  19. Hi there, today I used the time and the gaps between the clouds to take some photos. Autumn's comming... That's all. Have fun, regards, Christian
  20. Hello, Amongst my extensive collection of CPs (ahem ), I have a Sarracenia Maroon (well, two actually, but this question is mainly about one of them)... I got this a while back from an online seller. It came bare rooted, and I potted it in a strange mixture. The lower half of the pot is Hant's COM1 mixture, and the upper half is live sphagnum moss... I'm not sure offhand why I did this, but there must have been a good reason for it! Anyway, it sits in a tray of about 1"-2" of rain water, along with some other CPs. I took it out of the tray and held it over a bowl for the photo. I don't normally cuddle it like this! The problem I have is that all of the pitchers that were on the plant when I got it are starting to dry up, as you can see from this close-up... The top of the moss is wet to the touch, so that's not the problem, and it gets misted (manually by me, I'm not up to Welshy's fab automatic system yet!) whenever I remember.
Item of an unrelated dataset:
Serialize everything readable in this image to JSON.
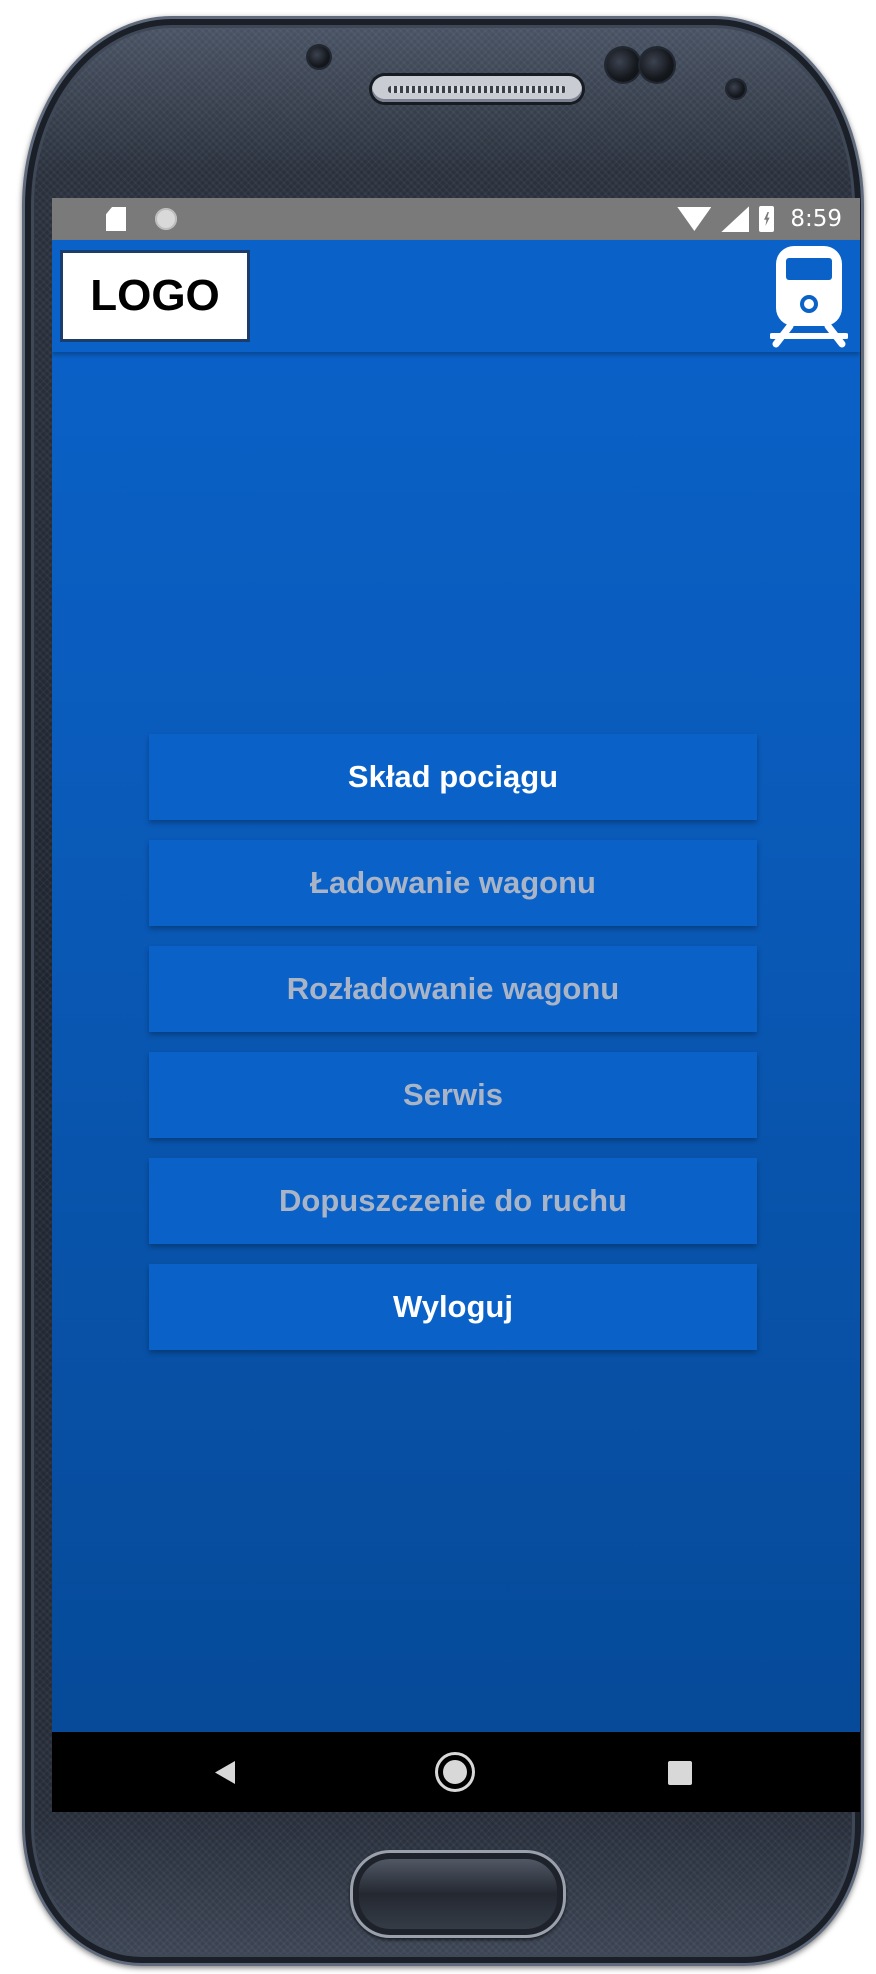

Admittedly, this isn't that often, but the humidity around the plants is generally between 40% and 75%, so I don't think that's the problem either. Also, most of the other plants seem to be OK. Don't know if it's relevant, but I've never seen any water in the bottom of the pitchers. I asked about this a couple of weeks ago, and was reassured that this isn't an issue, but I thought I'd mention it in case. During the course of that discussion, I did add some water to the pitchers, but when I looked the next day, it had all gone. Anyone any ideas why the leaves on this one are drying up? As you can see from the pictures, there are new leaves growing, but I'm concerned why the old ones are drying out. Thanks for any help.
  21. Carnivorous plants in flower and how I keep them outdoors!
  22. Hi folks, Maybe this video will be of interest to those who are new to sarracenia. Thanks for watching.
  23. Hi everyone, It's about time (well, in a few months, in early spring) to repot my Sarracenia, and I'm wondering what is best to mix with peat: sand or perlite? Did anybody compare these 2? I'm particularly interested in long-term experience, as I don't want to repot too often. Thanks
  24. From the album: Sarracenia

    LE08 Sarracenia leucophylla, Dark red. YV LE06 2009, CK.